Under Lloyd’s direction, the show, in addition to the minimalist abstraction of its design, references such modern elements as the mordant humor of Theater of the Absurd (with many of the lines and behaviors eliciting caustic laughs from the present-day audience), Neo-Expressionist movement and dance (dance choreography by Jennifer Rias), and overtly deliberate blocking (back to back, side by side, facing away from the audience and Nora, close to each other, or at a distance), which often make the production seem gimmicky, feel more like an intellectual exercise than a real-life human drama, and can be more distracting than would an authentic vintage staging in any chosen era.
With that said, the cast, led by Academy Award winner Jessica Chastain as Nora, embraces the select stylings and is fully committed to the distinctive portrayals of the troubled characters. Chastain emotionally, psychologically, and physically inhabits the thoughts, feelings, and actions of the increasingly aware woman, from the sardonic humor of her initial vanity and flirtatiousness, carefree attitude and childlike submissiveness, through the flowing tears, frenetic dancing, and growing consternation about the revelation of her well-intentioned fraud and deception, to the agonizing decision she ultimately makes and the freedom she is about to experience, as hope and the whole colorful world open up to her.
As Torvald, Arian Moayed is controlling and demeaning, calling her his “little bird” and “baby,” insulting her “extravagance” and taste for desserts, impassioned by her beauty, then exploding with anger when the letter from Krogstad informs him of her indebtedness and deceit.

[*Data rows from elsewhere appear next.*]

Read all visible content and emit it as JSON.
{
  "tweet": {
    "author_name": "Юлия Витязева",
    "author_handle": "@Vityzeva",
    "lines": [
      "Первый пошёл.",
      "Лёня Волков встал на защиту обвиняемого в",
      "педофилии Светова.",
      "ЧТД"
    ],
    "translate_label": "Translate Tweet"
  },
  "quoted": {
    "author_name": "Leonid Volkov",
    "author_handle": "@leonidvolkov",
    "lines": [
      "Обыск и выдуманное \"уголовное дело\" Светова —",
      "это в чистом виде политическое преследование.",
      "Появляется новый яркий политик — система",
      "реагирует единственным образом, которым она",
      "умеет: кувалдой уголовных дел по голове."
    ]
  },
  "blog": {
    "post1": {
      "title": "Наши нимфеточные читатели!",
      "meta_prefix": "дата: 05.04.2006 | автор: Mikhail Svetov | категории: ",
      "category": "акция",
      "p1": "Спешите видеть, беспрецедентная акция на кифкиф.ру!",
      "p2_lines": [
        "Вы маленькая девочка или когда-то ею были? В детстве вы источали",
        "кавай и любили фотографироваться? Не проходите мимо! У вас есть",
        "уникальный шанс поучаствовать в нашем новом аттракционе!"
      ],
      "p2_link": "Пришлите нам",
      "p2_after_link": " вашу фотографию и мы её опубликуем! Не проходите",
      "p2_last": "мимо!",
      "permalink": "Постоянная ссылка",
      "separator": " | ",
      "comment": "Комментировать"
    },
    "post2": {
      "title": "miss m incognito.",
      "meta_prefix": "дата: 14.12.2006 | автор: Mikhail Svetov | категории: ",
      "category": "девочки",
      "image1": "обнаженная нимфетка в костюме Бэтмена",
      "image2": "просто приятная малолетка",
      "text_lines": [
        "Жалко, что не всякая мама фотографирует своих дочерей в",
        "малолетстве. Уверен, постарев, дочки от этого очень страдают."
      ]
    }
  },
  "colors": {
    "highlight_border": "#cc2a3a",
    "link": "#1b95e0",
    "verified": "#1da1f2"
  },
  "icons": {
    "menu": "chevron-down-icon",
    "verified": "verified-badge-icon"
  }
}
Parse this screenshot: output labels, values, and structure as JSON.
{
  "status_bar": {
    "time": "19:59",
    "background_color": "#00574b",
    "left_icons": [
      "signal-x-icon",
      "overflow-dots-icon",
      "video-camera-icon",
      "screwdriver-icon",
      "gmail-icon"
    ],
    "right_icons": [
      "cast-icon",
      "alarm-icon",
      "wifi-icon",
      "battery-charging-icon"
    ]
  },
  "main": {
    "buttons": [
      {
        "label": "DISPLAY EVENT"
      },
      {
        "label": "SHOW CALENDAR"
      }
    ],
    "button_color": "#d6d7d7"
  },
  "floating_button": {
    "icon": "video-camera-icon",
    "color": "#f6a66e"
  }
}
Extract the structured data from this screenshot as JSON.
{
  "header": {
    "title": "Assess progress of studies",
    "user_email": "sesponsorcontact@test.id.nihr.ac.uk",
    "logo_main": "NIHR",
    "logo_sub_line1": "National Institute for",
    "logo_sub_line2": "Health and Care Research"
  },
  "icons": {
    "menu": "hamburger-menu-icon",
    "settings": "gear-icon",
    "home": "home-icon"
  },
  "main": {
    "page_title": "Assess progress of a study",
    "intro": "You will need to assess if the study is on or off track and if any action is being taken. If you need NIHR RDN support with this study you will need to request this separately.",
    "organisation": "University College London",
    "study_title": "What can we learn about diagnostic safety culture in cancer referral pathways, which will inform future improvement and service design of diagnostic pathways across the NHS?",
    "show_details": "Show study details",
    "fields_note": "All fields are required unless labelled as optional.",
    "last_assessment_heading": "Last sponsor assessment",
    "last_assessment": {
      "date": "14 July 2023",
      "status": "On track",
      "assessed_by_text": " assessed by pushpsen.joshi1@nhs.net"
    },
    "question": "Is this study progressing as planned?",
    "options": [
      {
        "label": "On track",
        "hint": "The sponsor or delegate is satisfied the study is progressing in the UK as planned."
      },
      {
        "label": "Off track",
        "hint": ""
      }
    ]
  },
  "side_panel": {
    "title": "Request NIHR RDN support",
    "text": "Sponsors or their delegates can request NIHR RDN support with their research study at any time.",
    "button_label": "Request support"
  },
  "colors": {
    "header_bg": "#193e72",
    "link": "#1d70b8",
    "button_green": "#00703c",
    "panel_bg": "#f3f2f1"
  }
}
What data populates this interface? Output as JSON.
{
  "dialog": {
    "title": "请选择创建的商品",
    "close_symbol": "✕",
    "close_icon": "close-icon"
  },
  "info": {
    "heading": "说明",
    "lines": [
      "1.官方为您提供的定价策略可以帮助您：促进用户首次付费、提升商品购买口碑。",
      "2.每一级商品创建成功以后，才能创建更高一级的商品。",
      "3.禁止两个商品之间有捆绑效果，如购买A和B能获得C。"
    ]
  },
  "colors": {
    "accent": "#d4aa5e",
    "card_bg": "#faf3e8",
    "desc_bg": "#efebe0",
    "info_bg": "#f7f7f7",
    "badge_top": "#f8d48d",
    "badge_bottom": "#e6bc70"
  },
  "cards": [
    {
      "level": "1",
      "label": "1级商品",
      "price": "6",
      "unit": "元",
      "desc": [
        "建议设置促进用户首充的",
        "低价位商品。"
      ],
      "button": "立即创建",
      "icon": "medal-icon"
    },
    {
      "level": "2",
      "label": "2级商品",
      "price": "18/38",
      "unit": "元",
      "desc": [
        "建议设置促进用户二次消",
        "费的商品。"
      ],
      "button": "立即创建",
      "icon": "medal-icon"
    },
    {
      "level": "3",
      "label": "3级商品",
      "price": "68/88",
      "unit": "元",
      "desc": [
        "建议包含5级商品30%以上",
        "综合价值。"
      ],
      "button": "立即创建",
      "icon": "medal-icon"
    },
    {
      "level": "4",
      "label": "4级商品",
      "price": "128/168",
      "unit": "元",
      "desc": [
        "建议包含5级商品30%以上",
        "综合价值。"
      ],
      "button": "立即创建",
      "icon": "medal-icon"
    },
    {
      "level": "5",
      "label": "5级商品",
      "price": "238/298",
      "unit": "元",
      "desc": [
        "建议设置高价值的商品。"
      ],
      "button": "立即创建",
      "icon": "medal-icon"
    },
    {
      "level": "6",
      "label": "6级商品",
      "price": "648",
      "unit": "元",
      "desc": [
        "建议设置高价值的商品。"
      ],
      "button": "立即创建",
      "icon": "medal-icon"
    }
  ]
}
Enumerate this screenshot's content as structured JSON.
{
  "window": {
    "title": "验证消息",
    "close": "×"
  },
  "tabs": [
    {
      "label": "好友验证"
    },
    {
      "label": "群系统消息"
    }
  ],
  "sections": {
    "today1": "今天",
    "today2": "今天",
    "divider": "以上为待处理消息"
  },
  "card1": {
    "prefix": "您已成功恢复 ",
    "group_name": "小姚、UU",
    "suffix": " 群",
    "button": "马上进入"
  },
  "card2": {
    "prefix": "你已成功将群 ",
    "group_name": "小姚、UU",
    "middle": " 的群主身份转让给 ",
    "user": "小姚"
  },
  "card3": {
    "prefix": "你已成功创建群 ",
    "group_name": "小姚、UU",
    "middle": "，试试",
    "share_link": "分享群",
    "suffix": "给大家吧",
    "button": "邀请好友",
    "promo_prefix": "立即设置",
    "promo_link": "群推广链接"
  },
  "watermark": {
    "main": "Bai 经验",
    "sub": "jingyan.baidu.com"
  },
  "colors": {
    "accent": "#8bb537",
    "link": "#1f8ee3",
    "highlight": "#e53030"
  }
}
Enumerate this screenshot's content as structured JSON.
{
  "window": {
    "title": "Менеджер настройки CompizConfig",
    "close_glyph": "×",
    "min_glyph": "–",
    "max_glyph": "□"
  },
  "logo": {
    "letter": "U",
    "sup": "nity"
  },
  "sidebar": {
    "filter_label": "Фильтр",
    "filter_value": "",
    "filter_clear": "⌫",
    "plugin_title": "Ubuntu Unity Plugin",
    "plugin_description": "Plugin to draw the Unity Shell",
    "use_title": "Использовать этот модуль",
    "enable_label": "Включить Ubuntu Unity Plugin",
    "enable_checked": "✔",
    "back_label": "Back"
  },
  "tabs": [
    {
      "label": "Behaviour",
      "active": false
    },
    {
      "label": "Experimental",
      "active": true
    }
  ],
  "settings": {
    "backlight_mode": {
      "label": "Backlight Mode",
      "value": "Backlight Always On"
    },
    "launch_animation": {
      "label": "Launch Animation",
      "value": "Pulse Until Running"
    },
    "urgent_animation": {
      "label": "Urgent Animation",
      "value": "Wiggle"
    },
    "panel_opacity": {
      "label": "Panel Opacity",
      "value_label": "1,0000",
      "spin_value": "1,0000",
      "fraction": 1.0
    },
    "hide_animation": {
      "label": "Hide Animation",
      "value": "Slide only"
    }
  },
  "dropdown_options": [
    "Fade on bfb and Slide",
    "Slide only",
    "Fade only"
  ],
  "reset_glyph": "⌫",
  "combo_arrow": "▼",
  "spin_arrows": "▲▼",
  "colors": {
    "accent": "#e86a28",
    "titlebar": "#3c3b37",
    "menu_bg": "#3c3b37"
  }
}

It’s a performance that exposes his authoritarian patronizing and thoughtless male ego, and prefigures the post-modern concept of toxic masculinity.
The supporting roles are also well delivered by Okieriete Onaodowan as the desperate soft-spoken threatening Krogstad, who betrays the confidence of Nora but then has a change of heart; Jesmille Darbouze as their long-time less privileged friend Kristine, who is responsible and self-supporting, recognizes Nora’s entitlement, petitions her to convince Torvald to hire her, and espouses the need for honesty in a relationship; Michael Patrick Thornton as the likeable Dr. Rank, Torvald’s terminally ill best friend, who is accepting of his fate, has a close and loving bond with Nora, and at last confides in her that his feelings go beyond platonic (and shows her what true caring is); and Tasha Lawrence as their nanny Anne-Marie, who dutifully and affectionately cares for their children (heard only as voiceovers) after giving up her own, causing Nora, who’s already thinking about it, to question what it felt like to walk away.
Classics are classic for a reason. Whether presented in the style of the period in which it was written or in a reimagined adaptation for our current times, the message of A Doll’s House comes through loud and clear in Nora’s voice: women are not dolls, we are human beings.
Running Time: Approximately one hour and 50 minutes, without intermission.
A Doll’s House plays through Saturday, June 10, 2023, at the Hudson Theatre, 141 West 44th Street, NYC. For tickets (priced at $58-397, plus fees), call (855) 801-5876, or go online. Masks are no longer required but are recommended.